Source records:
════

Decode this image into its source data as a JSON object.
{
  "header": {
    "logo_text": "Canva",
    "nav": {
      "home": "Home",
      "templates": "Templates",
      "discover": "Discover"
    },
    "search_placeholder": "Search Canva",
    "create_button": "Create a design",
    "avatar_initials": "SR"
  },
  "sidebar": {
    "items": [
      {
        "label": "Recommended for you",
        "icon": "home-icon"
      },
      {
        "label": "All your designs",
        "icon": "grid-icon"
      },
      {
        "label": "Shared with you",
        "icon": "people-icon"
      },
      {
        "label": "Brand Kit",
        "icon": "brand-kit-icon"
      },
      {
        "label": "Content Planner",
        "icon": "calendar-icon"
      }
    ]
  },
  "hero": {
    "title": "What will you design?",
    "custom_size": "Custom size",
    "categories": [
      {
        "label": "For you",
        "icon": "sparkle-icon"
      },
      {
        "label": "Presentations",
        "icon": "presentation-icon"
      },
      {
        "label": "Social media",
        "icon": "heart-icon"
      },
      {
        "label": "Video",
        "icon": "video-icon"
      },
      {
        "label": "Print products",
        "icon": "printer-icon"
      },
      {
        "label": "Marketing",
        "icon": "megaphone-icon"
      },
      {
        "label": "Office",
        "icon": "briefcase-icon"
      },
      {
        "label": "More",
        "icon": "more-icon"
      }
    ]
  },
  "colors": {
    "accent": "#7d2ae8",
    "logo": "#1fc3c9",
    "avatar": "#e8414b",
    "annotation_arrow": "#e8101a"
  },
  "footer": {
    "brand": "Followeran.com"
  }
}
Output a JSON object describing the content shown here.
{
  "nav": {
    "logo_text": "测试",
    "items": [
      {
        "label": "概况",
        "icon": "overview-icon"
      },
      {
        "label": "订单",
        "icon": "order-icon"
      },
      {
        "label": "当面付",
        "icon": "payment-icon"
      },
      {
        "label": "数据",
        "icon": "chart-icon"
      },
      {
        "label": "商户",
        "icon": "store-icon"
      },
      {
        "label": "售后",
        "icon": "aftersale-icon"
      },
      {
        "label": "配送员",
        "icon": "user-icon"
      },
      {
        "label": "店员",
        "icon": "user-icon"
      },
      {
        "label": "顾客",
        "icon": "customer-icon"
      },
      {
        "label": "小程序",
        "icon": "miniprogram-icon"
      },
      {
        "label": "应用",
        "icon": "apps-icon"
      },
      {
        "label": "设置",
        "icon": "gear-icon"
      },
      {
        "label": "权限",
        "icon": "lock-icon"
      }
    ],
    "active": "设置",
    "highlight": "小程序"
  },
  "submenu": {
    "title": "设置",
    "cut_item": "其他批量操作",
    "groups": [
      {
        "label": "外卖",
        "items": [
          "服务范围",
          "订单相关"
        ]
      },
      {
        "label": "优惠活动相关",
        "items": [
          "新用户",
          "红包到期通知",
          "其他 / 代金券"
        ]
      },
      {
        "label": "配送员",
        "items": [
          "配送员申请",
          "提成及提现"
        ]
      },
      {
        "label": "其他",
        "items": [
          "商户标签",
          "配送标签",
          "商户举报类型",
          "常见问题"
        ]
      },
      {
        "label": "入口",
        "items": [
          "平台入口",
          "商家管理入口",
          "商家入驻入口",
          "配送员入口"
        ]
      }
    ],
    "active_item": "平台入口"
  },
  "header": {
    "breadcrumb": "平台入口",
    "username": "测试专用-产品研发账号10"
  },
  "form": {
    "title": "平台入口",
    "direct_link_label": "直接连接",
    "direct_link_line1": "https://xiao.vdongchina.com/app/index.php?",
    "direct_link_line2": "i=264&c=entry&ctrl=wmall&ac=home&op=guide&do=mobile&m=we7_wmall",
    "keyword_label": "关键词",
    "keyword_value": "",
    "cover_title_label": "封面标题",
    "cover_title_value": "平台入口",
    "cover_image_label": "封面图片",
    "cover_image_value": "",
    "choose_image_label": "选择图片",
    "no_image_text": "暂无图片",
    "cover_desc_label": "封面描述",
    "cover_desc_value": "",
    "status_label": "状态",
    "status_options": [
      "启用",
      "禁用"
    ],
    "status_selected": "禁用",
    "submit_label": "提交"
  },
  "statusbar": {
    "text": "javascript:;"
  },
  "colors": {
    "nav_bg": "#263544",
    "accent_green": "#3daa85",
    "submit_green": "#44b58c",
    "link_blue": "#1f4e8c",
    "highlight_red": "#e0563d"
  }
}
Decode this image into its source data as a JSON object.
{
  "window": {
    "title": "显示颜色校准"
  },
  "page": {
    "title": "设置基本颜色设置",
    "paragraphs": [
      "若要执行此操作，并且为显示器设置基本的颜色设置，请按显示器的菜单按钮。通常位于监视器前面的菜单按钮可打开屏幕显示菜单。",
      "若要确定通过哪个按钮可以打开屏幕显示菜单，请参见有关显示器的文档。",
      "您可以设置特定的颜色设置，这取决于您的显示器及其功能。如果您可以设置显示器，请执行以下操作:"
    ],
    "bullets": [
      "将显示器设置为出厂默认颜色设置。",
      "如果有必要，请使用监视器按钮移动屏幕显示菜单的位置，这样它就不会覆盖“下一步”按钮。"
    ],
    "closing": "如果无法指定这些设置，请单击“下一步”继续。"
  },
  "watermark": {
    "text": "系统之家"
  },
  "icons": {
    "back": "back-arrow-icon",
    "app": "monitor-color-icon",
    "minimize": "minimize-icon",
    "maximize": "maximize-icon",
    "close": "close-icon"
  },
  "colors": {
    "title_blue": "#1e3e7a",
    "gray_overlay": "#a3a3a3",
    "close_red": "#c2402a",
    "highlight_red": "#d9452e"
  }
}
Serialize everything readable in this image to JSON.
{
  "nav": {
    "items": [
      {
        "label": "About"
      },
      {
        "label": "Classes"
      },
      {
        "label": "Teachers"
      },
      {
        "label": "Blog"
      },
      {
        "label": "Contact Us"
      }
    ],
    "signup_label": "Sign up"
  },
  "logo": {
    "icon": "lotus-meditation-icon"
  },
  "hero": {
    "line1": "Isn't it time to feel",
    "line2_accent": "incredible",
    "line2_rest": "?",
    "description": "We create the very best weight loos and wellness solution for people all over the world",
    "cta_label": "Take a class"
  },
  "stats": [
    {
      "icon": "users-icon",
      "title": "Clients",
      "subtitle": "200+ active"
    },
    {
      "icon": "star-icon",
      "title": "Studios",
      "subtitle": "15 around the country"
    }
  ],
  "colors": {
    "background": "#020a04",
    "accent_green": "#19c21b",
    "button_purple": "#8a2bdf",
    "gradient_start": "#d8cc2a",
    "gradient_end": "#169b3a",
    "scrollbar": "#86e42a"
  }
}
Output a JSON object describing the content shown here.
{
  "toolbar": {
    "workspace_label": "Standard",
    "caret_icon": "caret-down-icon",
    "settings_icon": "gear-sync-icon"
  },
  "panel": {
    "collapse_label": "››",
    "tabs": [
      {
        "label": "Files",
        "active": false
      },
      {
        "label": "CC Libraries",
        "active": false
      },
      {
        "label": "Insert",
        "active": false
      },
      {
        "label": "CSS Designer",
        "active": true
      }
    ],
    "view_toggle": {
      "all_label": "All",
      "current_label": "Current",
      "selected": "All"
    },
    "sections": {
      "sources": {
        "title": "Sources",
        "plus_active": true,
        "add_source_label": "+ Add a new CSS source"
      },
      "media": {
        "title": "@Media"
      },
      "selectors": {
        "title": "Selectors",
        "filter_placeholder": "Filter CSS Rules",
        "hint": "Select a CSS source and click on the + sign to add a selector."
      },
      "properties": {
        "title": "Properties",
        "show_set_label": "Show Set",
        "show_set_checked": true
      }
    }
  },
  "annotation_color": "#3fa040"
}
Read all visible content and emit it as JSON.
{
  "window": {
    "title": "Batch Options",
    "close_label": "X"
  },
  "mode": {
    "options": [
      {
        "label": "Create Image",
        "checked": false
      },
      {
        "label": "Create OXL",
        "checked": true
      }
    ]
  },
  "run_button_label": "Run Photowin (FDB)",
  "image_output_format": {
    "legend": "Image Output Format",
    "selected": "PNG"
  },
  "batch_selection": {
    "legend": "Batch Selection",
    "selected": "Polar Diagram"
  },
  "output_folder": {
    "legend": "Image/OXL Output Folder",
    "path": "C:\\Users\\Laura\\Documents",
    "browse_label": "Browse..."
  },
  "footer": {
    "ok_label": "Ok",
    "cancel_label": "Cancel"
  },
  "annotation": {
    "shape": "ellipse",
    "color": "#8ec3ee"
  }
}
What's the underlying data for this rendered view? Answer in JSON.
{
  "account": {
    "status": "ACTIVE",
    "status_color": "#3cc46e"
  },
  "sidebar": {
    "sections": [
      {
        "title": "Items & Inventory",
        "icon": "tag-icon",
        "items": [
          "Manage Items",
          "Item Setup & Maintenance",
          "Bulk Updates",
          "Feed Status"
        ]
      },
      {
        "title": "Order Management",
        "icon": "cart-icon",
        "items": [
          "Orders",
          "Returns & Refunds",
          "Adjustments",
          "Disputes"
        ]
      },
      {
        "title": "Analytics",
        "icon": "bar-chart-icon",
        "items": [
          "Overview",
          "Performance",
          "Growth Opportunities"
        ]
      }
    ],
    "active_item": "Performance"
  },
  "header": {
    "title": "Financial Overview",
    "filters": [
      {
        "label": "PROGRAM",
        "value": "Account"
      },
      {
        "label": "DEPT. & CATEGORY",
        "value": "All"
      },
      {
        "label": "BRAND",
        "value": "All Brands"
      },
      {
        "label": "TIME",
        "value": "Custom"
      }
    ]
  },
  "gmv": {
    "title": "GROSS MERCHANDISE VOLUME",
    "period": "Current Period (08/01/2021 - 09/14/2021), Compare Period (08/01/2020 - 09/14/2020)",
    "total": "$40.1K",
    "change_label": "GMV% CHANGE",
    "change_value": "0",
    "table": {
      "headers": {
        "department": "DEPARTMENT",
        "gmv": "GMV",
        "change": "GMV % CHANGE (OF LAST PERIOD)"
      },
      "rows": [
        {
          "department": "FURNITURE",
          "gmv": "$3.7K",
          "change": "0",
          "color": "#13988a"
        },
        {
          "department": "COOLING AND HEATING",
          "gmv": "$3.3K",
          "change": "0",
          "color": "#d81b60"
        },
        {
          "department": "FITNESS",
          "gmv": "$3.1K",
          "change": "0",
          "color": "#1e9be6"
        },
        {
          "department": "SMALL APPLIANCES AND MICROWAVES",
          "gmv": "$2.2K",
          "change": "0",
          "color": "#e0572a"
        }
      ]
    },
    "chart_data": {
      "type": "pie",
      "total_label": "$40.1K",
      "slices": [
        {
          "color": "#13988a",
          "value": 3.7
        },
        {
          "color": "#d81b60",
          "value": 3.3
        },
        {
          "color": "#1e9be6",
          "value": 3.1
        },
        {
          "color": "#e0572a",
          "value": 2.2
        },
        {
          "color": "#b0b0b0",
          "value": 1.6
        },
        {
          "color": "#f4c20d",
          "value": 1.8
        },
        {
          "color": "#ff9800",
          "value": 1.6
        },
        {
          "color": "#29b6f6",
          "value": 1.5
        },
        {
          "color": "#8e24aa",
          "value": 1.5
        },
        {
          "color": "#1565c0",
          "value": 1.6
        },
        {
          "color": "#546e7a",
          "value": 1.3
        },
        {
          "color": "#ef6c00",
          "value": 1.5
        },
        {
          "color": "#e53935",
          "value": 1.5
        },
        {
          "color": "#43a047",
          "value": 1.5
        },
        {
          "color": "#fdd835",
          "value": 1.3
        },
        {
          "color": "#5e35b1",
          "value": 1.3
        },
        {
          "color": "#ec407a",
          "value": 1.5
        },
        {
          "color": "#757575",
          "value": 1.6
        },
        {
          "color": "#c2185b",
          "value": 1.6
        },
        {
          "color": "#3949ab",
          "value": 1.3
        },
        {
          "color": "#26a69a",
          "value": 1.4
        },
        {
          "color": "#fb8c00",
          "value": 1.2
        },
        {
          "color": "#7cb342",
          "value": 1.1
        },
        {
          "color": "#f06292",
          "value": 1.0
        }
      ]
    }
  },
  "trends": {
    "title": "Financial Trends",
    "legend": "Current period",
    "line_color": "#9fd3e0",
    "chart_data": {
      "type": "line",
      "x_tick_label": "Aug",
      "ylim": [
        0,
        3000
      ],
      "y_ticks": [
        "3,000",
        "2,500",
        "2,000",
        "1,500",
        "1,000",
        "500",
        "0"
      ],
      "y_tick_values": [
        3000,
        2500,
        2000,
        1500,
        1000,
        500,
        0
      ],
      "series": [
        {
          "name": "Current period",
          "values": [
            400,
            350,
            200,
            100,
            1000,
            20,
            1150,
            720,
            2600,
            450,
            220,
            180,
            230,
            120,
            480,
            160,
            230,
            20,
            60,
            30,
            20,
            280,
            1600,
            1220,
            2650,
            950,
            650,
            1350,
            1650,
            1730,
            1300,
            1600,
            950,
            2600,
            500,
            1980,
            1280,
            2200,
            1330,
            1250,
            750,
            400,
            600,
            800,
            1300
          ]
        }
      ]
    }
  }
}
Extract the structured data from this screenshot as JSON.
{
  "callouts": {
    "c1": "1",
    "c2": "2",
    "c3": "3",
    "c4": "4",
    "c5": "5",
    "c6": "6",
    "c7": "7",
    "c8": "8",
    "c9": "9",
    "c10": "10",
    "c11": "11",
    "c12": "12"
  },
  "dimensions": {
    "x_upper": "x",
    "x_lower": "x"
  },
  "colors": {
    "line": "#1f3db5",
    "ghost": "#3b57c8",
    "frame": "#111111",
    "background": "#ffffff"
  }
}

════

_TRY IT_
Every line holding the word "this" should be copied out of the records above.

_TASK RESULT_
Decode this image into its source data as a JSON object.
Decode this image into its source data as a JSON object.
Serialize everything readable in this image to JSON.
What's the underlying data for this rendered view? Answer in JSON.
Extract the structured data from this screenshot as JSON.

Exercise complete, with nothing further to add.